Introduction. Autoimmune encephalitis associated with ovarian teratoma is a
serious and potentially fatal pathology. While this clinical entity is known
to neurologists, the available literature rarely mentions the role of a
gynecologist in diagnostic imagining and treatment. Although several months
have passed from the appearance of the symptoms to surgical treatment, this
case shows that even then a complete recovery is possible. Case
presentation. The patient was a 28-year-old female, brought to the hospital
because a sudden onset of unusual behavior - an acute psychosis with
suicidal thoughts and auditory hallucinations. Soon after the admission she
became delirious, uncooperative and agitated. Blood check, neurological
assessment and cranial computed tomography yielded normal results.
Therefore, a psychiatric disorder was suspected. Electroencephalogram
revealed a diffuse encephalitic insufficiency. As cerebrospinal fluid was
negative for infections, the autoimmune etiology of the disease was
suspected. Abdominal computer tomography showed a complex right ovarian mass
measuring 50 x 40 x 30 mm, confirmed by vaginal ultrasound. Laparoscopy with
right adnexectomy was performed. The pathohistological finding showed a
mature teratoma. In the meantime, the result of the cerebrospinal fluid test
came positive for anti NMDAR antibodies. Six months after surgery, the
patient was in a good mental and neurological status without symptoms.
Conclusion. Gynecologists should be aware of the presence of ovarian tumors
in encephalitis cases. A timely diagnosis of the underlying gynecological

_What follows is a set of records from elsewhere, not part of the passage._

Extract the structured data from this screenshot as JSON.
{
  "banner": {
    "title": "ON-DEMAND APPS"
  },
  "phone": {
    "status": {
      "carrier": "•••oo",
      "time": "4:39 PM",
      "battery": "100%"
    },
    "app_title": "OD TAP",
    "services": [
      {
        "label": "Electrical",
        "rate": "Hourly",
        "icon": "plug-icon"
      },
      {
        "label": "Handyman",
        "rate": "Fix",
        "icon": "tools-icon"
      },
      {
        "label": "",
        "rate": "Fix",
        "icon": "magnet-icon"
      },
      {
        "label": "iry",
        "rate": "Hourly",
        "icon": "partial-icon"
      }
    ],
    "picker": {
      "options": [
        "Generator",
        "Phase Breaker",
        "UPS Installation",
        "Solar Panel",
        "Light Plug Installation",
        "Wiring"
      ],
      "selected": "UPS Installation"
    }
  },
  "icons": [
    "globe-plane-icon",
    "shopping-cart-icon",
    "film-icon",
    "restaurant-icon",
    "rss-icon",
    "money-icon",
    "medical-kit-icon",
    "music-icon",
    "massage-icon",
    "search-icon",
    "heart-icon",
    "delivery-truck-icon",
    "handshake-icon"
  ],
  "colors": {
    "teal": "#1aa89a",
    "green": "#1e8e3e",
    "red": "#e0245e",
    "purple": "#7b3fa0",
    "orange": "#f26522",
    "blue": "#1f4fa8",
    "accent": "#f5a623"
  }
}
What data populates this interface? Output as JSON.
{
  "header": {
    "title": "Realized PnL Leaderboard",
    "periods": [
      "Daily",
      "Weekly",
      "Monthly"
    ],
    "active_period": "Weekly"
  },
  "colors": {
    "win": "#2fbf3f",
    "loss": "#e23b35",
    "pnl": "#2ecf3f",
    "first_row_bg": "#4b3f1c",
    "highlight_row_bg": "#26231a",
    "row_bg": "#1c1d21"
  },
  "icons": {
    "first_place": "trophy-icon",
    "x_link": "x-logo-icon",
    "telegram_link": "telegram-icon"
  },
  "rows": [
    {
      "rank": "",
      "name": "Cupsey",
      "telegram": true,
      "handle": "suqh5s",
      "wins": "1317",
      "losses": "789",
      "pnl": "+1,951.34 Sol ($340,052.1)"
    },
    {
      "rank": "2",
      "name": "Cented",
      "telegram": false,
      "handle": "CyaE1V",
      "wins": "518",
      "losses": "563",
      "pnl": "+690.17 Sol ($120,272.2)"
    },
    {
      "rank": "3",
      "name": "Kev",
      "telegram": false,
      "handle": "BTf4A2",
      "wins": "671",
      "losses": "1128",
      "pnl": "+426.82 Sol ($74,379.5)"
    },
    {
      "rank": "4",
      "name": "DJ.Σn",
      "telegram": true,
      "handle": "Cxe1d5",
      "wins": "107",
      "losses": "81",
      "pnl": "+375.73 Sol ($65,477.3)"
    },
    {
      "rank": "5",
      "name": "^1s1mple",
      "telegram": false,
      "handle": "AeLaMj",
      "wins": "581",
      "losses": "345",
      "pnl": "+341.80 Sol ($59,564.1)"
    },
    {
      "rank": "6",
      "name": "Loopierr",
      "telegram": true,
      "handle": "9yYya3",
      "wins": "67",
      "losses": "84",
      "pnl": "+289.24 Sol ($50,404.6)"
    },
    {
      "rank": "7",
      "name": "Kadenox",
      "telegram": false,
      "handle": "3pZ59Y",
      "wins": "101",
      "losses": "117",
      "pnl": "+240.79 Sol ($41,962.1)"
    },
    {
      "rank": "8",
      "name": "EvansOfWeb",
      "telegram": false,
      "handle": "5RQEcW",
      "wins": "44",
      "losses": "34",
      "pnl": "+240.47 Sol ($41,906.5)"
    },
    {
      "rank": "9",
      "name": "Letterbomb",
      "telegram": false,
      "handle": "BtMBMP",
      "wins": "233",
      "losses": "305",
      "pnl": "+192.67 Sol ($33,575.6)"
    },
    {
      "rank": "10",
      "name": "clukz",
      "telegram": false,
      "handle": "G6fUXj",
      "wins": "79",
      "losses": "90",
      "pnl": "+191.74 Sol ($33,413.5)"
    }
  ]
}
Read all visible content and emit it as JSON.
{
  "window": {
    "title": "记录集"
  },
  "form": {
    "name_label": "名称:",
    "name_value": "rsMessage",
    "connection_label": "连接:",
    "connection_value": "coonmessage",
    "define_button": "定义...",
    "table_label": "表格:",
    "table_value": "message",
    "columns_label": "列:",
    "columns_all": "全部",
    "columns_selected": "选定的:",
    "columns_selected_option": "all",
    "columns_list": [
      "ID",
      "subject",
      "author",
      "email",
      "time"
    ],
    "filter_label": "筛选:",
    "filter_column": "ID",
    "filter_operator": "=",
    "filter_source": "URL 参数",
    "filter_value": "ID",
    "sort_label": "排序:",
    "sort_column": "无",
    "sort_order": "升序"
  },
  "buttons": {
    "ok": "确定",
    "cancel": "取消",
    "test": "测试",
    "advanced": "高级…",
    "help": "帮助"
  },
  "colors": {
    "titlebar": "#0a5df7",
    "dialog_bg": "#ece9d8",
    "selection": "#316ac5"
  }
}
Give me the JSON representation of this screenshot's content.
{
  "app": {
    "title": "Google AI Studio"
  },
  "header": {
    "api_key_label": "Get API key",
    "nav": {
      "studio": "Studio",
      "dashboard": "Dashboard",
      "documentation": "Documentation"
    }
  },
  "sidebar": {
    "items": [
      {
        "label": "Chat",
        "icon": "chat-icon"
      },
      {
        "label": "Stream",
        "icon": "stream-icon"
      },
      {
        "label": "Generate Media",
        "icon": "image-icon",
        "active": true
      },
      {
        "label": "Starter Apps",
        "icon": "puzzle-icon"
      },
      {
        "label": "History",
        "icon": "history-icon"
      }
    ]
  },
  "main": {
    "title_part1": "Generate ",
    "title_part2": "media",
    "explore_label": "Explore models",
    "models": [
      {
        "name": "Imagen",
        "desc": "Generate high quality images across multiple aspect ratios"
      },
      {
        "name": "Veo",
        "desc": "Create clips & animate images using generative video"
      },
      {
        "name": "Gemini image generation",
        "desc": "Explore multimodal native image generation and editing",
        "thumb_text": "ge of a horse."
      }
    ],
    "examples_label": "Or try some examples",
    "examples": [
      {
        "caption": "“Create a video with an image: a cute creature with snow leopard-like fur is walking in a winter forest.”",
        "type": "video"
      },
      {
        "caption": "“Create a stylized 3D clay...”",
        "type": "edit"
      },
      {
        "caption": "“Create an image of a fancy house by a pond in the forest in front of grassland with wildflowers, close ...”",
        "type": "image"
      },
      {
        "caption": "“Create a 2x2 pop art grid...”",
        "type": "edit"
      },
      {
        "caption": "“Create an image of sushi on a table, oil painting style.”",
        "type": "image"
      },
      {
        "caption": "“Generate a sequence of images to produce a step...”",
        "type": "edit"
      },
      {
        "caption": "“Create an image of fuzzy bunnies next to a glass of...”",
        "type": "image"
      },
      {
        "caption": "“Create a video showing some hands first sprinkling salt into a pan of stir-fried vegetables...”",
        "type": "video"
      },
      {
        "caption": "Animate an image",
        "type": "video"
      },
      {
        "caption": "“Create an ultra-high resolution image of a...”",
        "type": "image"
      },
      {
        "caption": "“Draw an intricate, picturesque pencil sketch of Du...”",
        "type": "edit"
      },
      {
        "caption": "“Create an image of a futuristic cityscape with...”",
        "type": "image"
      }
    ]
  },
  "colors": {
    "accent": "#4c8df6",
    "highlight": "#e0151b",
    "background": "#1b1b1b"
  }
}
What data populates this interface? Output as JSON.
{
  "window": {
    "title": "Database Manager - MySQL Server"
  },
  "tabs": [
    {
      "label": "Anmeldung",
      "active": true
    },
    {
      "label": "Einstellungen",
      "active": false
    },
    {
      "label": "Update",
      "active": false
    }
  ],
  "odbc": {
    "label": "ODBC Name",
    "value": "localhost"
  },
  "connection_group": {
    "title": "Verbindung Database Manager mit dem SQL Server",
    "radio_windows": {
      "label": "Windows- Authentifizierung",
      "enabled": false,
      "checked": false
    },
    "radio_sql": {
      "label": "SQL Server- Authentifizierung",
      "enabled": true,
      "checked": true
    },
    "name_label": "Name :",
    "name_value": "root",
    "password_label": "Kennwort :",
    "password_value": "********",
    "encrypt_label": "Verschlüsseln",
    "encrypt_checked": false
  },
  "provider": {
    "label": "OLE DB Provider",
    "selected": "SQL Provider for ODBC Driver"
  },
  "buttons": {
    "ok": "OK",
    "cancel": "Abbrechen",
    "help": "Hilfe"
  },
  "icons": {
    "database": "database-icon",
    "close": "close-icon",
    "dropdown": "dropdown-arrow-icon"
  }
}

cause of a neurological condition, allows for prompt treatment and can
remarkably improve clinical conditions and, thus, be lifesaving.